◆ What the task asks
Scan the records below. Copy every line in which the word "работы" appears.

◆ Element data from apps and pages
+ + + + + + +

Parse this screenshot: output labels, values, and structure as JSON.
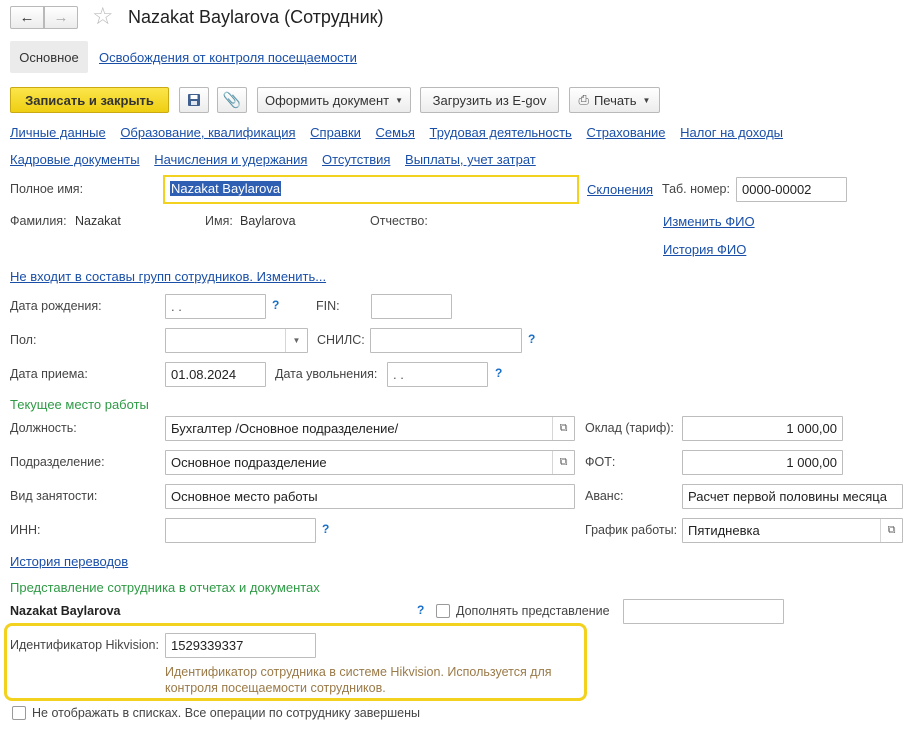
{
  "window": {
    "title": "Nazakat Baylarova (Сотрудник)"
  },
  "nav_tabs": [
    {
      "label": "Основное"
    },
    {
      "label": "Освобождения от контроля посещаемости"
    }
  ],
  "toolbar": {
    "save_close": "Записать и закрыть",
    "create_doc": "Оформить документ",
    "load_egov": "Загрузить из E-gov",
    "print": "Печать"
  },
  "sections_row1": [
    "Личные данные",
    "Образование, квалификация",
    "Справки",
    "Семья",
    "Трудовая деятельность",
    "Страхование",
    "Налог на доходы"
  ],
  "sections_row2": [
    "Кадровые документы",
    "Начисления и удержания",
    "Отсутствия",
    "Выплаты, учет затрат"
  ],
  "personal": {
    "fullname_label": "Полное имя:",
    "fullname_value": "Nazakat Baylarova",
    "declensions_link": "Склонения",
    "tab_label": "Таб. номер:",
    "tab_value": "0000-00002",
    "surname_label": "Фамилия:",
    "surname_value": "Nazakat",
    "name_label": "Имя:",
    "name_value": "Baylarova",
    "patronymic_label": "Отчество:",
    "change_fio_link": "Изменить ФИО",
    "history_fio_link": "История ФИО",
    "groups_link": "Не входит в составы групп сотрудников. Изменить..."
  },
  "details": {
    "birth_label": "Дата рождения:",
    "birth_value": " .  .",
    "fin_label": "FIN:",
    "sex_label": "Пол:",
    "snils_label": "СНИЛС:",
    "hire_label": "Дата приема:",
    "hire_value": "01.08.2024",
    "dismiss_label": "Дата увольнения:",
    "dismiss_value": " .  .",
    "help": "?"
  },
  "workplace": {
    "group_title": "Текущее место работы",
    "position_label": "Должность:",
    "position_value": "Бухгалтер /Основное подразделение/",
    "department_label": "Подразделение:",
    "department_value": "Основное подразделение",
    "employment_label": "Вид занятости:",
    "employment_value": "Основное место работы",
    "inn_label": "ИНН:",
    "salary_label": "Оклад (тариф):",
    "salary_value": "1 000,00",
    "fot_label": "ФОТ:",
    "fot_value": "1 000,00",
    "advance_label": "Аванс:",
    "advance_value": "Расчет первой половины месяца",
    "schedule_label": "График работы:",
    "schedule_value": "Пятидневка",
    "transfers_link": "История переводов"
  },
  "representation": {
    "group_title": "Представление сотрудника в отчетах и документах",
    "name": "Nazakat Baylarova",
    "supplement_label": "Дополнять представление"
  },
  "hikvision": {
    "label": "Идентификатор Hikvision:",
    "value": "1529339337",
    "hint": "Идентификатор сотрудника в системе Hikvision. Используется для контроля посещаемости сотрудников."
  },
  "footer": {
    "hide_label": "Не отображать в списках. Все операции по сотруднику завершены"
  },
  "colors": {
    "accent_yellow": "#f2d21e",
    "link_blue": "#1a4fa8",
    "group_green": "#2e9a45",
    "hint_brown": "#9a7a48"
  }
}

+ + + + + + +

◆ Answer
    "group_title": "Текущее место работы",
    "employment_value": "Основное место работы",
    "schedule_label": "График работы:",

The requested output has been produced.